Kyrgios opened the third set in explosive form, holding serve to love at 2-2 and then attacking the net to make two winners, 0-30. But a composed Murray made four big serves to hold and promptly broke Kyrgios when the teenager netted a backhand, double faulted, and succumbed on the third break point.
Yet with the Aussie body starting to suffer, the Kyrgios spirit was not ready to give up, and he broke back. But it was to be a brief respite as Murray went in for the kill, broke and served out the match, 6-3.
It has been a wonderful tournament for Kyrgios, one that has proven both his explosive talent but also his fight, grit and passion. He admitted that he had learned much from his quarter-final loss—and that will be a building block that can take him to greater heights than his projected 35 ranking next week: “Yeah, it was a really good experience.
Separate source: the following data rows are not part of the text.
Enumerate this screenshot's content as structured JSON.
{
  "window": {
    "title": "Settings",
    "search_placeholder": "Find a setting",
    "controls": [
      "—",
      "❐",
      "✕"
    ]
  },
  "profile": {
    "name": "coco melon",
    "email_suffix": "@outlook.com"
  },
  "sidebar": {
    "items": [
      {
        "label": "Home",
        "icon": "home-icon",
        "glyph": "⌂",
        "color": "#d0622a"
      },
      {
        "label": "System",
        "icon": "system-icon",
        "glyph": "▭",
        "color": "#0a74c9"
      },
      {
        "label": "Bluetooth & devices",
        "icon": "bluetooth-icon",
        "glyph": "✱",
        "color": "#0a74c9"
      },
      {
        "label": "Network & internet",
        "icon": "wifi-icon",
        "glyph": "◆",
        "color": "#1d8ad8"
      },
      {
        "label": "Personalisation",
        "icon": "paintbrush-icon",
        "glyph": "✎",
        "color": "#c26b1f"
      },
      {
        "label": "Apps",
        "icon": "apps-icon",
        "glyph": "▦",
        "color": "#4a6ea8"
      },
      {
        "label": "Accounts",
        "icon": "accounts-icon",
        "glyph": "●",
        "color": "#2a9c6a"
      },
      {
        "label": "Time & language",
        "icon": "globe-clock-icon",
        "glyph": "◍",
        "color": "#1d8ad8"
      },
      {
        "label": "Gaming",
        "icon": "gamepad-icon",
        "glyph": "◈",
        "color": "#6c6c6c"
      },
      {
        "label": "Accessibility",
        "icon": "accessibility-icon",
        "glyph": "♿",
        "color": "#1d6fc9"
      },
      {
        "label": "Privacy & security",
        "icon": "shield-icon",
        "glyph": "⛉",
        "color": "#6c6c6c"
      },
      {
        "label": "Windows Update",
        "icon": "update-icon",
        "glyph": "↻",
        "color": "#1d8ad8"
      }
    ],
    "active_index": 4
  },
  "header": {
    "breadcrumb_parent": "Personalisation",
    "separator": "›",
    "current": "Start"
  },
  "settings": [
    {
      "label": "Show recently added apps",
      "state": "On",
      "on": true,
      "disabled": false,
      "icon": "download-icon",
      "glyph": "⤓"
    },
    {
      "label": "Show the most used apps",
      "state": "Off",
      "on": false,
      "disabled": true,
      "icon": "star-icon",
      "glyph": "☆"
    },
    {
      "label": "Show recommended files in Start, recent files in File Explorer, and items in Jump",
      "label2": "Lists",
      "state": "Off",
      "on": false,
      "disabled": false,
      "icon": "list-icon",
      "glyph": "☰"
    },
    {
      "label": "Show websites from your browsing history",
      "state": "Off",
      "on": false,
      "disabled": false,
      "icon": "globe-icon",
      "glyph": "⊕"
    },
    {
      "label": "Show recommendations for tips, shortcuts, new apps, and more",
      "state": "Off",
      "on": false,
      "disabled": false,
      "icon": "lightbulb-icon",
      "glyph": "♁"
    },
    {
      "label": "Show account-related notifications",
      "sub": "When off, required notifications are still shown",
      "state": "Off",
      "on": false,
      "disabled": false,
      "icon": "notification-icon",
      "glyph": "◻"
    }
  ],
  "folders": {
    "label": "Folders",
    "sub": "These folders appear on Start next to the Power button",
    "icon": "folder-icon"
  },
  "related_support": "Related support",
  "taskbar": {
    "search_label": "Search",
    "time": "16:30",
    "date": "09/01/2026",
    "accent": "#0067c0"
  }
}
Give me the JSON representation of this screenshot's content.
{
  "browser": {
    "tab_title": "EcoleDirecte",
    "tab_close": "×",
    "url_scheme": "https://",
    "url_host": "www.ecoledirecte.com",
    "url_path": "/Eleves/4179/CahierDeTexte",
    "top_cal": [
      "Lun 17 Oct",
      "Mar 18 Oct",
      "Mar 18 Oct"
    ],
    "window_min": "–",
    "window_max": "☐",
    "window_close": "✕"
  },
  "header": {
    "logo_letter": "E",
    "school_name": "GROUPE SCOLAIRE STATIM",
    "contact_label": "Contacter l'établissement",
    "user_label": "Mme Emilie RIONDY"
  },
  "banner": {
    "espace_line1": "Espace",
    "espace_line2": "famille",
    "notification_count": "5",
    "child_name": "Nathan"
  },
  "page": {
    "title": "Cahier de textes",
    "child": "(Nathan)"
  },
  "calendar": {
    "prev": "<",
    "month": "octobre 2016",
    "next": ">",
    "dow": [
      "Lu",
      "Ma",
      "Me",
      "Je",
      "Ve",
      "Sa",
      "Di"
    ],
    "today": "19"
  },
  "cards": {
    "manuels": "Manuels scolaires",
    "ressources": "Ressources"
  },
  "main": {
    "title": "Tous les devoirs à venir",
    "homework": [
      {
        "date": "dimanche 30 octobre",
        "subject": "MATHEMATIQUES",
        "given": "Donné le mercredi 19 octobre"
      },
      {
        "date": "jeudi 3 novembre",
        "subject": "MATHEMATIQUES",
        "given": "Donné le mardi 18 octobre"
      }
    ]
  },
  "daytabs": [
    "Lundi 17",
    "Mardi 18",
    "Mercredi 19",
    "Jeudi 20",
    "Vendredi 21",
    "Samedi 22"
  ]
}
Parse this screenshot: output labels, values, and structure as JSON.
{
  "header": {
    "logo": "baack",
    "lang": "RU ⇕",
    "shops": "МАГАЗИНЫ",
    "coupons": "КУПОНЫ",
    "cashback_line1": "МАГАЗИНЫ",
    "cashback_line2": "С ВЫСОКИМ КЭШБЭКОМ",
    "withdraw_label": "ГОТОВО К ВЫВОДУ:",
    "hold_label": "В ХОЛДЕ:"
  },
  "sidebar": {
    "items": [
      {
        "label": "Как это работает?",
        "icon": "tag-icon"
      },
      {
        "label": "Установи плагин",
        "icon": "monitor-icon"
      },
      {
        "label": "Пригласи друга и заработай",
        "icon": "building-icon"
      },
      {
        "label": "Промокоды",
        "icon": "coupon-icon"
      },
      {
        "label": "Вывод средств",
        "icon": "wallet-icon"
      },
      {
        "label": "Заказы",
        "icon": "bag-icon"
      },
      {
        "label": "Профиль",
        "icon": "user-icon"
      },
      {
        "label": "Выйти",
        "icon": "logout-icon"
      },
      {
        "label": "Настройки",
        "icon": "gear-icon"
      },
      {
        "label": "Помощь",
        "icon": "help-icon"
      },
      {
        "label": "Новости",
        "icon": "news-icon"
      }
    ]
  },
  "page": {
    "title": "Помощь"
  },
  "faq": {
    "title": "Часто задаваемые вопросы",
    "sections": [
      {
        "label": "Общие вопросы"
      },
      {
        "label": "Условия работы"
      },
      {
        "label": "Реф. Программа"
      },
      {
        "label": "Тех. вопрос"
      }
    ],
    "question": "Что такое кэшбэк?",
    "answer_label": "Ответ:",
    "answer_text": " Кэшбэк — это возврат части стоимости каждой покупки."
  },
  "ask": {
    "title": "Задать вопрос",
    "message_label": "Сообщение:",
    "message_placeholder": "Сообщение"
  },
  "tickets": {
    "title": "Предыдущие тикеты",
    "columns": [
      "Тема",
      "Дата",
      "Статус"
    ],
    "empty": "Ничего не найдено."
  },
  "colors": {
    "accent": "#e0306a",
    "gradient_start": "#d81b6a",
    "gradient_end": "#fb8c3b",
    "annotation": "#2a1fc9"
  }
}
“That was my first Aussie Open Grand Slam match playing on Rod Laver, so that was really cool. But he was way too good for me tonight. There are some things I can take from that match and get better.
“I was hurting out there, so physicality is a big [improvement I can make]. My mentality, I thought had a couple dips out there. I need to stay consistent.
“But it’s just been a rollercoaster. Not getting much sleep obviously. It’s been a lot of fun, but at the same it’s been pretty stressful. But I’ve enjoyed it. I’m just happy that I got as far as I did.”
So Murray reaches his fifth Australian semi-final and will face the man now working with Dani Vallverdu, the Briton’s own colleague until the end of last year. Not that Murray would be drawn on that: “I don’t really want to talk about what Dani’s strengths and weaknesses are. I’m not playing against him. I don’t think in loads of sports people talk about other players’ coaches and managers.”
About Berdych, though, he was willing to speak, and he will hope to find the right tactical combination to take on a man who has beaten him in their last two meetings: “He’s a big guy. He strikes the ball very well, he serves well. He’s fairly calm on the court. I think he manages emotions fairly well. And, yeah, he’s obviously played extremely well this tournament so far. He’s had some good wins and played well in Doha. He’ll be coming into the match with confidence.”
Two more men, both former champions, both fathers, both favouring cool blues rather than in-your-face dayglo, will try their chances against young, ambitious competition tomorrow: Novak Djokovic against Milos Raonic; Stan Wawrinka against Kei Nishikori.
Will old-school experience win its way into the semis, or will fresh blood have its day? The tennis will sparkle whatever they wear.